The IIF covers 30-40 emerging and frontier markets, with a particular focus on economic and financing issues. Our reports feature topical analysis of macroeconomic fundamentals, policy developments, political economy dynamics and downside risks.
The CEE-4 will likely experience relatively moderate GDP contractions. Fiscal and monetary stimulus measures support private consumption. Despite rising COVID-19 cases, major lockdowns are unlikely to occur. Medium-term growth prospects remain promising across the region.
We expect the economy to contract by 5.2% in 2020 and grow by 2.3% in 2021, driven mainly by the non-oil private sector. The Kingdom responded to COVID-19 and the plunge in oil prices with major fiscal consolidation, but deep structural reforms are needed to raise potential non-oil growth.
Many EM central banks started QE-like programs at the height of the COVID-19 crisis. This coincided with questions arising with respect to the financing of widening deficits. However, actual government bond purchases remain limited so far, including in Asia. Domestic investors appear to have stepped in to buy up additional sovereign issuance.
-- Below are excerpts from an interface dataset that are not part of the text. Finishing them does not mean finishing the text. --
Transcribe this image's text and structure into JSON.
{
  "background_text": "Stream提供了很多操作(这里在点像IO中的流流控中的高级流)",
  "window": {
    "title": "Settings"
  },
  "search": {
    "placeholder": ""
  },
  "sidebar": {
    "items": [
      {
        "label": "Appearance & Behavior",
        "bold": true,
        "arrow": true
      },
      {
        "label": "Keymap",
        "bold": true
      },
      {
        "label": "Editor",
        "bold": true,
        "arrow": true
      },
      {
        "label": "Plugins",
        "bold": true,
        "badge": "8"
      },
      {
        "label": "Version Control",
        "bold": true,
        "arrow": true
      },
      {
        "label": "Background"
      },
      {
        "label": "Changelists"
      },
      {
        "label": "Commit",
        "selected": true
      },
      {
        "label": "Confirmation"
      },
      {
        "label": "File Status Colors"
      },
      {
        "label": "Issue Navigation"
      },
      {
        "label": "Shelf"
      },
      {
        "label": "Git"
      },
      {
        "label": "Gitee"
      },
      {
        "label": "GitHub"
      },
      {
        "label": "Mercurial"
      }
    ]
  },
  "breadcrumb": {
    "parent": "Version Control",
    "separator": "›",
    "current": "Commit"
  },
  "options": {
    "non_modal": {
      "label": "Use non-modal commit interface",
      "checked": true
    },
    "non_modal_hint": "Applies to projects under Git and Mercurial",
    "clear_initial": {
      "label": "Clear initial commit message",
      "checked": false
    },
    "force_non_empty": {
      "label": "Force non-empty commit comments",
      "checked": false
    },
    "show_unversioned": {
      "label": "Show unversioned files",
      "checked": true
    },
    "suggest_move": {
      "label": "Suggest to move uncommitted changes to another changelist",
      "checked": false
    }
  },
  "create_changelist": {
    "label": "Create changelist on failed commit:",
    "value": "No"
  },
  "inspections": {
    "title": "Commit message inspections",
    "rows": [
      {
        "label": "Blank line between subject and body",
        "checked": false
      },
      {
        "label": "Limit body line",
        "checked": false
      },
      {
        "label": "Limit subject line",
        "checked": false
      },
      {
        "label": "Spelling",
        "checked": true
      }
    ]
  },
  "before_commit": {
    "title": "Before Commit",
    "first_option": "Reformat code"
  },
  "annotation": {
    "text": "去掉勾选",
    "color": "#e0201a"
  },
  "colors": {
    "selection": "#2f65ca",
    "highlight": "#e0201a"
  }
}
Turkey’s current account balance will shift to a sizable deficit in 2020. Meanwhile, non-residents remain reluctant to finance the external gap. Residents’ strong FX demand adds to depreciation pressure on the Lira. Falling reserves constrain the CBRT’s ability to provide further stimulus.
Investors are concerned about the possibility of additional sanctions on Russia. German officials have threatened action against Nord Stream 2 in recent weeks. This would have important geopolitical, but likely limited economic, implications. Additional sanctions by the U.S. could depend on the 2020 presidential election. However, the Russian economy is substantially less vulnerable compared to 2014.
Widening fiscal deficits could create financing challenges going forward. As the economy recovers, domestic investors may provide less funding. If fiscal consolidation is not realized, “prescribed assets" are one option. South Africa could also approach the IMF for a Stand-by-Arrangement.
The new IMF program improves the funding outlook. An external financing gap next year cannot be ruled out. High borrowing needs would require tapping additional sources. Limited REER adjustment could exacerbate external vulnerability. The February 2021 election adds program implementation risk.
Demonstrations and strikes continue following the disputed election. The most likely near-term scenario is a prolonged political stalemate. We consider a number of scenarios to assess external financing stress. In the absence of further escalation, reserve losses would be manageable.